On January 21, 2014, the United States Supreme Court denied  certiorari in the case of CSX Transportation, Inc. v. ABB Inc., thereby  letting stand a troubling precedent from the United States Court of  Appeals for the Fourth Circuit. In ABB, a divided panel of the Fourth  Circuit had refused to enforce a plain and unambiguous limitation  of liability for freight loss and damage claims on the basis that the  tariff containing that limitation of liability was incorporated generally,  rather than specifically, in the bill of lading governing the shipment.  

The case involved a shipper, ABB, who regularly shipped electrical equipment via a rail  carrier, CSX. ABB utilized a form shipping contract that contained a clause that expressly  incorporated the governing “classification or tariff” published by CSX. The form contract  further acknowledged that the shipper agreed to all such classifications and tariffs and was  familiar with the terms and conditions set forth in those classifications and tariffs. CSX’s  “Price List 4605” stated that “[c]arriers’ maximum liability for lading loss or damage will not  exceed $25,000 per shipment” and invited shippers to contact a CSX sales representative  if they desired full liability coverage.

At one point in the parties’ relationship, ABB tendered to CSX an electrical transformer  worth $1.3 million to be transported from St. Louis, Missouri, to Pittsburgh, Pennsylvania.  The parties utilized the shipping contract mentioned above. Unfortunately, the transformer  was found at destination to be damaged from unknown causes. ABB ultimately sued CSX to  recover approximately $550,000 in damages.

The district court held that CSX’s liability was limited to $25,000 pursuant to the limitation of liability  contained in its “Price List 4605” and incorporated into the parties’ contract. ABB appealed. The  Fourth Circuit reversed and found that although the parties’ contract incorporated the limitation of  liability contained in CSX’s “Price List 4605,” the Carmack Amendment required that any limitation  of liability be incorporated with “specificity” such that no doubt can exist that the shipper was  actually aware of the limitation of liability. This decision conflicted with contrary court decisions in  other jurisdictions, such as Werner Enterprises, Inc. v. Westwind Maritime International, Inc., 554  F.3d 1319 (11th Cir. 2009).
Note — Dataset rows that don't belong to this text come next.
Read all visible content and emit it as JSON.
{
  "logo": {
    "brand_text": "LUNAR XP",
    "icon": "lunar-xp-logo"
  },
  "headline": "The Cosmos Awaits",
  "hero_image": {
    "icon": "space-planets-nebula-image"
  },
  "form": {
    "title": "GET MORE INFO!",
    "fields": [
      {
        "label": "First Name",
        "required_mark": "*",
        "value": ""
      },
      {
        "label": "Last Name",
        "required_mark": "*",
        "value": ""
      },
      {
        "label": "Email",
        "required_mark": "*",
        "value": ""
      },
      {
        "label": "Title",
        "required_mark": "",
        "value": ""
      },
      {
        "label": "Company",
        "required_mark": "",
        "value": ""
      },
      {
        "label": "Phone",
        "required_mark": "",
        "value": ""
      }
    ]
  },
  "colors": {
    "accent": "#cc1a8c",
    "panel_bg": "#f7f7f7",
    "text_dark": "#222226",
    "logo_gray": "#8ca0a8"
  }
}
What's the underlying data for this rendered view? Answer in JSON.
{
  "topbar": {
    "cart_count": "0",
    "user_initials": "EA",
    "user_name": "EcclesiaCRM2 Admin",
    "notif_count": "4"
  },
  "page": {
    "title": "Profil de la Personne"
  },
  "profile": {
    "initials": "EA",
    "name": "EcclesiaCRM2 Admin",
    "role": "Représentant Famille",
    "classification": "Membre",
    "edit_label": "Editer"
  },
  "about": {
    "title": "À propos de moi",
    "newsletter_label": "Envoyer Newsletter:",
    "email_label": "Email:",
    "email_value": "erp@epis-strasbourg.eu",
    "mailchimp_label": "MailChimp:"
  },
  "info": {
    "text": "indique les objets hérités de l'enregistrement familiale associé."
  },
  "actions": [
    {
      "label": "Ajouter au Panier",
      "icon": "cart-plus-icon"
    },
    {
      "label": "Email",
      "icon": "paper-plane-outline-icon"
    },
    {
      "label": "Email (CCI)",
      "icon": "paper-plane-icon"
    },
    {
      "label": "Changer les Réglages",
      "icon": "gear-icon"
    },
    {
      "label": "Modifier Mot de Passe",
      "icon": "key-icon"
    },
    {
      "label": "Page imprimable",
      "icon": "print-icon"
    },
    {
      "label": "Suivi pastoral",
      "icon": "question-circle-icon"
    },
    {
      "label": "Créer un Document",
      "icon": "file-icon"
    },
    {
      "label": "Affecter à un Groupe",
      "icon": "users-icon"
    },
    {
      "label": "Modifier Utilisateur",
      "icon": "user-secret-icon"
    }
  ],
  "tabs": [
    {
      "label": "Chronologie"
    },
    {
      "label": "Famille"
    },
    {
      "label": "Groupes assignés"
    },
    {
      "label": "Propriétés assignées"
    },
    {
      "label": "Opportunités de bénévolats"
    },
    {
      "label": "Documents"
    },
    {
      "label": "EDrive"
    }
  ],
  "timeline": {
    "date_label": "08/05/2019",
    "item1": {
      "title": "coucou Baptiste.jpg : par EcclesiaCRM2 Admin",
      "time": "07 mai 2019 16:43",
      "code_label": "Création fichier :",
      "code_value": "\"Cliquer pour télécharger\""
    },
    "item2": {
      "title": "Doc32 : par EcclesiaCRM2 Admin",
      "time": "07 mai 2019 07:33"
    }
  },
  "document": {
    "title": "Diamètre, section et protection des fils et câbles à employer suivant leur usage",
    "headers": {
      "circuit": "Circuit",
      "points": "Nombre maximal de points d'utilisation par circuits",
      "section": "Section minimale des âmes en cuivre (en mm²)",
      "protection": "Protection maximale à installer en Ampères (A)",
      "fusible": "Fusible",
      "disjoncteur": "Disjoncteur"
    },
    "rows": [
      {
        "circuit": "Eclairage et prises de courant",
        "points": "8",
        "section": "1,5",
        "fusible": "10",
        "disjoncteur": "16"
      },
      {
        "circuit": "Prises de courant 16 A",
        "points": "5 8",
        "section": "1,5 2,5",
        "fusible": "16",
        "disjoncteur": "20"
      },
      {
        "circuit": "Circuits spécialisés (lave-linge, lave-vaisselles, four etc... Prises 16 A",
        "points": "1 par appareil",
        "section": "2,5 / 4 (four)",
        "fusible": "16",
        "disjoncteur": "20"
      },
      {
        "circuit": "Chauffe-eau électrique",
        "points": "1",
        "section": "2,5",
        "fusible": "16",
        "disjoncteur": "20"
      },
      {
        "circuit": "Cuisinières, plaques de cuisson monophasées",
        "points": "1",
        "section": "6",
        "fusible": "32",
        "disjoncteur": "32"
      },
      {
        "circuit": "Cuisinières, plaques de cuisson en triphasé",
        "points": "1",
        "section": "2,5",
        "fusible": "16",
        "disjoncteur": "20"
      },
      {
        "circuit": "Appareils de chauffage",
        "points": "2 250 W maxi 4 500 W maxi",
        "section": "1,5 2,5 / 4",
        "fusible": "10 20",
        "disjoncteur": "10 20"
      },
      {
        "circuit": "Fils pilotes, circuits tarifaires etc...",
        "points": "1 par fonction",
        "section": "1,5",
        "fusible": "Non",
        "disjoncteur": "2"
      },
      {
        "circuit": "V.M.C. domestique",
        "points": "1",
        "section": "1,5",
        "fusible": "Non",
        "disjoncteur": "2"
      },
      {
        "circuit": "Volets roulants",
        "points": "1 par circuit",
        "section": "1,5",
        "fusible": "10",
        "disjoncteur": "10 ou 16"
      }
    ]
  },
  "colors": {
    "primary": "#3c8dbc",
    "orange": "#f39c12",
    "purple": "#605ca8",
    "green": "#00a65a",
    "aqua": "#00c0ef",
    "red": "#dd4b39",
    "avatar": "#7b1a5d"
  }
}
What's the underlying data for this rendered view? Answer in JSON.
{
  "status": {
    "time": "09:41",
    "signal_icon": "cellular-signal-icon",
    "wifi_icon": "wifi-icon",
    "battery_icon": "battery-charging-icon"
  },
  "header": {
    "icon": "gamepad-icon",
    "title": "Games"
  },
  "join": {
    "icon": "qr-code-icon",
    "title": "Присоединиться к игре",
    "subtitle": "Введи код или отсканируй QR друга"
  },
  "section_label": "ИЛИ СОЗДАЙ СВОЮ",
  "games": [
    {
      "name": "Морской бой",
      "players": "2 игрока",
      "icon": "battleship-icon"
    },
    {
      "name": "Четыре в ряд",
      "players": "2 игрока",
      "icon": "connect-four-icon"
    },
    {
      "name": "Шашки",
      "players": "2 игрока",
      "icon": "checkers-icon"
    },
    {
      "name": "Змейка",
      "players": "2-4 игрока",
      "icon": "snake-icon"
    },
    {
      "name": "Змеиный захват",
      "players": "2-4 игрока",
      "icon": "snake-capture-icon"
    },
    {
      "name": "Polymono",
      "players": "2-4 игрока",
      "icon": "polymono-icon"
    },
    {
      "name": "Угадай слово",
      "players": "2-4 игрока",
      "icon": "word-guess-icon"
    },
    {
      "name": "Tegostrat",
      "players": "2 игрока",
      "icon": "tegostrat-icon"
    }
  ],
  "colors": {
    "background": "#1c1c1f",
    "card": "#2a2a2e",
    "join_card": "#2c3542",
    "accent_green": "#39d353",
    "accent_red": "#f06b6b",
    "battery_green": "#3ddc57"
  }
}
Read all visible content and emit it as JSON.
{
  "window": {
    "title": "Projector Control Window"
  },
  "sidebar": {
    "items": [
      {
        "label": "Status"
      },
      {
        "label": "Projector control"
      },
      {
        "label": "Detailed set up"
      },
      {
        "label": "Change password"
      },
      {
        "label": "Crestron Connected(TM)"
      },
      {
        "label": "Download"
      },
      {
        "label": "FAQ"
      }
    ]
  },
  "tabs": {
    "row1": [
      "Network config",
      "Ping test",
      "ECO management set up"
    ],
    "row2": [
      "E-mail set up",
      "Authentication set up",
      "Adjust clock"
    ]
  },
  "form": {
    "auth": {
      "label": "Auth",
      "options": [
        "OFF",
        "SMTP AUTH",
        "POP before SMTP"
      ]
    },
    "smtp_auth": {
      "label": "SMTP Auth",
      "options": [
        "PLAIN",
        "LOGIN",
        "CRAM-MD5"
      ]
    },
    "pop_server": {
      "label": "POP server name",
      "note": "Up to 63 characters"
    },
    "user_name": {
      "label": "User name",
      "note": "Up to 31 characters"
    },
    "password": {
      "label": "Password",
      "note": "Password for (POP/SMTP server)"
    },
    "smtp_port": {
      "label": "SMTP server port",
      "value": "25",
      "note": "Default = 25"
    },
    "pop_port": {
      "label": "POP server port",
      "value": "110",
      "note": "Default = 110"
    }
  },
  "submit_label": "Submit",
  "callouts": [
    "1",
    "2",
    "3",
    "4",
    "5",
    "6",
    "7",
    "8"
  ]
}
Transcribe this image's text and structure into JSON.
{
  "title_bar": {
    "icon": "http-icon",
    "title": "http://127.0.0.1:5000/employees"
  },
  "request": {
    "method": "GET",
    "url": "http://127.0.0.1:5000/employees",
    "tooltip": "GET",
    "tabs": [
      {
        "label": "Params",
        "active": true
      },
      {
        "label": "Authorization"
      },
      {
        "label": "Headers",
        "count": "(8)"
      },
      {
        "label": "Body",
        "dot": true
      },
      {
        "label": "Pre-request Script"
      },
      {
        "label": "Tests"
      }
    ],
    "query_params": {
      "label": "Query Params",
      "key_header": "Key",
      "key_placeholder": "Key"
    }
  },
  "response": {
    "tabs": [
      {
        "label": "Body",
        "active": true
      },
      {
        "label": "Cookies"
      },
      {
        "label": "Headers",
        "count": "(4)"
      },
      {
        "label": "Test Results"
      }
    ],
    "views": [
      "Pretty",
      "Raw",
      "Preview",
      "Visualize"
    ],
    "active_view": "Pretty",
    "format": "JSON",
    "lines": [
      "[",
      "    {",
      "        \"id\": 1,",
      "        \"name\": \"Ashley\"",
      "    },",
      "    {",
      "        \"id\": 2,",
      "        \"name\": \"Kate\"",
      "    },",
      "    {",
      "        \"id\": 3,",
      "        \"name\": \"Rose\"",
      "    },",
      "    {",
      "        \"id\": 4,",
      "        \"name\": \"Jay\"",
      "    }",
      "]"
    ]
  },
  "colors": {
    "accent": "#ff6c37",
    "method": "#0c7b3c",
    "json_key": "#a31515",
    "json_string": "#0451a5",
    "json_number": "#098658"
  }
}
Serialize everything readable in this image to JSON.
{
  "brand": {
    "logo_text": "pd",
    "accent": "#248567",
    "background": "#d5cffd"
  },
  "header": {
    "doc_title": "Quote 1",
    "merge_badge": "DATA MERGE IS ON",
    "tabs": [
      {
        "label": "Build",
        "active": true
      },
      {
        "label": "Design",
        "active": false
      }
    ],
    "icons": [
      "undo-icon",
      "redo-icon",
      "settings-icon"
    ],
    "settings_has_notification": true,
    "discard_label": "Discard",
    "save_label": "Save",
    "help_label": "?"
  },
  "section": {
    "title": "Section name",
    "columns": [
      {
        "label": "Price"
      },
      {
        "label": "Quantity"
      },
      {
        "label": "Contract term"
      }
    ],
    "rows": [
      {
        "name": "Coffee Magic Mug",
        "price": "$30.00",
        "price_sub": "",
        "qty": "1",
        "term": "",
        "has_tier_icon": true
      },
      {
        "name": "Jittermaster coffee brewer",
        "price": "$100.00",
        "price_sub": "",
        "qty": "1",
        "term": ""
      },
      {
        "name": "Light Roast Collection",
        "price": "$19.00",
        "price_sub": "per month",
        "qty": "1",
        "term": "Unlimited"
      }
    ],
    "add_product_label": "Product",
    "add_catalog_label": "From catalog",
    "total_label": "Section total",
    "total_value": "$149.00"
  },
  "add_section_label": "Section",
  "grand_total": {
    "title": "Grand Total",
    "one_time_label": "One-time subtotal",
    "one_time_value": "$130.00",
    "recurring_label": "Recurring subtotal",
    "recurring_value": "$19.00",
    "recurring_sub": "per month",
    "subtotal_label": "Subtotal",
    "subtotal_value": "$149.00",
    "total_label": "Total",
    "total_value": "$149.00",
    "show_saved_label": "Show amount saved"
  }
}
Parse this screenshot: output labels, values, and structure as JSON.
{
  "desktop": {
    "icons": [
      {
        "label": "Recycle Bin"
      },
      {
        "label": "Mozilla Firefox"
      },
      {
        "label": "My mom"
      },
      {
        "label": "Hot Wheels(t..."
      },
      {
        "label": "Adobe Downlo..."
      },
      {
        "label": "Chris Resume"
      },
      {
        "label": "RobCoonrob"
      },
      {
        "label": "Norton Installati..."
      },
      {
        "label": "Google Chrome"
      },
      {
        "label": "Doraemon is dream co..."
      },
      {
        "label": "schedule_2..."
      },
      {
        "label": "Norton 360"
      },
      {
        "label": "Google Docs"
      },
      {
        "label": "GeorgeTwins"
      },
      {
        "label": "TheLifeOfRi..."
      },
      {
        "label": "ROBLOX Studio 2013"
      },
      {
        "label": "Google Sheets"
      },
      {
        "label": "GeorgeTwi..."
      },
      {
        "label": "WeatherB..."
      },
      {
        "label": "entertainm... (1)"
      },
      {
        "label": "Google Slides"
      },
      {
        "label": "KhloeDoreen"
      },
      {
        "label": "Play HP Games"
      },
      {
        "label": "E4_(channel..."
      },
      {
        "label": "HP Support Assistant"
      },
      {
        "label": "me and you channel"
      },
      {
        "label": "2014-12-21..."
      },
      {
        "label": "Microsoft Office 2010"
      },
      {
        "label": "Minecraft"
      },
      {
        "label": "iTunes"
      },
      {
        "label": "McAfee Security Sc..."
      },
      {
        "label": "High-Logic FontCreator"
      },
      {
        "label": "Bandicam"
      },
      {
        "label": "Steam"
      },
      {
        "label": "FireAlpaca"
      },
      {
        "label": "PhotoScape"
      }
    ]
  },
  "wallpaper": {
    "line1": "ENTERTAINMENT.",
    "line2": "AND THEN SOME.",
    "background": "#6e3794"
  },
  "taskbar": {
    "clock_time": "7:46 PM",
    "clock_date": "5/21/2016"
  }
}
As the ABB decision is now good law in the Fourth Circuit, any motor carrier that moves goods  within the Fourth Circuit’s jurisdiction now faces the prospect of litigating the enforceability of its  liability limits if those limits were included in a tariff or price list incorporated into the bill of lading.  For instance, one nearly universal feature of many bills of lading, including a Uniform Straight Bill  of Lading, is an acknowledgment on the face of the bill of lading incorporating a carrier’s tariff by  general reference. Similarly, certain carriers use “pro stickers” that are affixed to bills of lading and  contain general language that alerts the shipper to the fact that the carrier has a tariff in place.  Furthermore, many carriers alert their customers to various terms and conditions posted on their  websites in a variety of other ways—by referencing the website on a rate confirmation or other  shipping documents or by communicating the existence of the website to its customers in emails,  correspondence or the like. The ABB decision subjects these customary methods of incorporating a  limitation of liability to attack.  

The practical turmoil created by the ABB decision is particularly acute in light of the fact that such a  tremendous volume of truck traffic occurs throughout the states constituting the Fourth Circuit. For  instance, as of 2011, a total of 7,138,000 trucks were registered in Maryland (1,683,000), North  Carolina (2,743,000), South Carolina (1,726,000), Virginia (2,954,000) and West Virginia (732,000).  Of course, this figure does not include the millions of trucks domiciled in other jurisdictions that  regularly cross into these states as well. The states constituting the Fourth Circuit serve as a vital  conduit for truck transportation throughout the northeast and the south and serve as the origin  or destination of a significant volume of truck transportation between the east and west coasts,  including over 1,209,822 containers imported and exported from the Port of Virginia alone in 2012.

In short, in light of the U.S. Supreme Court’s denial of certiorari in the ABB case, carriers are  well advised to review current business practices to ensure that limitations of liability are being  incorporated as specifically as possible into every customer transaction. Shippers and carriers will  both benefit from using precision in their contracting practices.